As Haiti experienced the economic stranglehold that would mark its history as a Republic, Cuba saw its quest for independence evaporate as its prosperity increased. Leaving space for Haitians to speak up and participate, a good many works developed in the 6 th Ghetto Biennale take the shape of research platforms, encounters, workshops, studios, radio broadcasts and interventions in public space. They immerse themselves in the opacity of the present in order to understand what constitutes Haiti as a nation, even today. Born out of revolution, its history is connected to coercive measures that sustained the extension of this foundational event. By returning to the sources of this paralyzing heritage, the Ghetto Biennale invites us to collective disentangle the complex web of relationships tied over time between determinism and self-determination. This is one way to read the project “The Living Dead Ensemble”. Initiated by Louis Henderson (Great Britain/Germany), Jephthé Carmil (France/Haiti), Olivier Marboeuf (France), the project follows a group of young actors in Port-au-Prince in progress as they re-read the PetroCaribe crisis via a famous theatrical adaptation of the Haitian revolution. Much like this device, the Ghetto Biennale calls for performing the narrative tension between present and past, to appropriate the pre-distributed characters and invert viewpoints in order to change the dramatic motives behind a predicted narrative.
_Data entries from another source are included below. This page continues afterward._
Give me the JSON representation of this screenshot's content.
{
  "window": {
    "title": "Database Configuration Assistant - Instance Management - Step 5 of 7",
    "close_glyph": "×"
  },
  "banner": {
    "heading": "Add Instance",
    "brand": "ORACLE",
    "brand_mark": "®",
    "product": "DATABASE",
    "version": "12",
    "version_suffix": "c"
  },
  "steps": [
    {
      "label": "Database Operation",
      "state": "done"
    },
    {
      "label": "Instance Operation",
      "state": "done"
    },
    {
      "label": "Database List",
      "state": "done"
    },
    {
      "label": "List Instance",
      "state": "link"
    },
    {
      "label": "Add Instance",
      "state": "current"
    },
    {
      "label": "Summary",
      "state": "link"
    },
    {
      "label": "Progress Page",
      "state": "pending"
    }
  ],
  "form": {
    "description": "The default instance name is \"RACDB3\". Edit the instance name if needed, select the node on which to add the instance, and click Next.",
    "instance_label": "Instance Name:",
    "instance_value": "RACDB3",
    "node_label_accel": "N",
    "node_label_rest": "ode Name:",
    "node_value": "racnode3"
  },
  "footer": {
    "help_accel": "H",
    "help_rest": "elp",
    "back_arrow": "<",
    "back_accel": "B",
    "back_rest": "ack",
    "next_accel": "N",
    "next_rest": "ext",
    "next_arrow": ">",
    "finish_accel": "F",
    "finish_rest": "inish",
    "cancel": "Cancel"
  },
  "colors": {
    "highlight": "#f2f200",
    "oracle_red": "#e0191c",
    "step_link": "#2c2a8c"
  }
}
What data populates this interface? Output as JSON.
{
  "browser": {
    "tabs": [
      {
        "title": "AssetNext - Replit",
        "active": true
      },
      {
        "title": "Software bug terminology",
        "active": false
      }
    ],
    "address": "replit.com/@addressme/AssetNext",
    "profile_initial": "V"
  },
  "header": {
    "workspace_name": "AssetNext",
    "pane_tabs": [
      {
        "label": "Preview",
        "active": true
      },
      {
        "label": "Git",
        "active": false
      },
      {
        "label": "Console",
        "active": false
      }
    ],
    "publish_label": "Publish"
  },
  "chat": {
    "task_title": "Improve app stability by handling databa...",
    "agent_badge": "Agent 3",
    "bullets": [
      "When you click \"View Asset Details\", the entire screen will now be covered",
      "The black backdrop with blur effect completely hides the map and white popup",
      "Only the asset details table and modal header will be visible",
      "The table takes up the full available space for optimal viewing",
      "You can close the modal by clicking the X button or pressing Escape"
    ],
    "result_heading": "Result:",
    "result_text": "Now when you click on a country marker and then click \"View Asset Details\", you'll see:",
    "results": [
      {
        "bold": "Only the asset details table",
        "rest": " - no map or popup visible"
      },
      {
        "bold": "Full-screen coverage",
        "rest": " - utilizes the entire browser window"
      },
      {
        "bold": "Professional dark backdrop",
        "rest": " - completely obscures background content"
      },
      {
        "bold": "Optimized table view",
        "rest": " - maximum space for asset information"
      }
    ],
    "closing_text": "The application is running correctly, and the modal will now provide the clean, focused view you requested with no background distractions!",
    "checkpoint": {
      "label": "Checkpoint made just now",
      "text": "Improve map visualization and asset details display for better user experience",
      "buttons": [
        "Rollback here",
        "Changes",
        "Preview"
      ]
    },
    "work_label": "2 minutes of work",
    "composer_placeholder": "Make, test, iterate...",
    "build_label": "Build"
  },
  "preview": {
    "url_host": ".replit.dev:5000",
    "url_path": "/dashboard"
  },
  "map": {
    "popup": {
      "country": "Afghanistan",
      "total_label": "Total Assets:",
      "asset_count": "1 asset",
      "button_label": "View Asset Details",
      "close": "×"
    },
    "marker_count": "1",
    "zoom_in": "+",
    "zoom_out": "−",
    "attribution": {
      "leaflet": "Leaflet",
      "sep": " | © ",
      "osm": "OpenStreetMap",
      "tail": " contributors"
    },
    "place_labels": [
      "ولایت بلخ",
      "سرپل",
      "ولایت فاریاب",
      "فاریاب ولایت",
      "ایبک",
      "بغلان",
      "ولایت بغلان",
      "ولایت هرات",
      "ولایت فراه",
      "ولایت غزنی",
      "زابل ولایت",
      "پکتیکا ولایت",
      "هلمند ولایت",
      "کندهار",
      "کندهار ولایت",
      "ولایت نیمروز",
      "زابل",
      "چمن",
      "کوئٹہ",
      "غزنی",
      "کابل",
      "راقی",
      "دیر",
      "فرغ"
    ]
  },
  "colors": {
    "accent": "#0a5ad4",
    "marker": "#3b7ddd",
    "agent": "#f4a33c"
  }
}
The weeks to come will tell whether the Haitian population will seize upon this event to offer its revolt alternative territories for rebound. Following what is experienced there creates an opportunity to better understand how the real paralysis comes from the international chokehold squeezing Haiti into the role of the damned, there for our viewing pleasure.
The Ghetto Biennale was held from November 29 to December 20, 2019, in Port-au-Prince.
Translation by Maya Dalinsky
Cover: ALL-STAR COMMUNITY RADIO AND SOUND SYSTEM by DJ Afifa aka Afifa Nzinga Badiliko (JM) & Reuben Telushkin (US) at ‘The Haitian Revolution & Beyond’, at the 6th Ghetto Biennale 2019, Port-au-Prince, Haiti.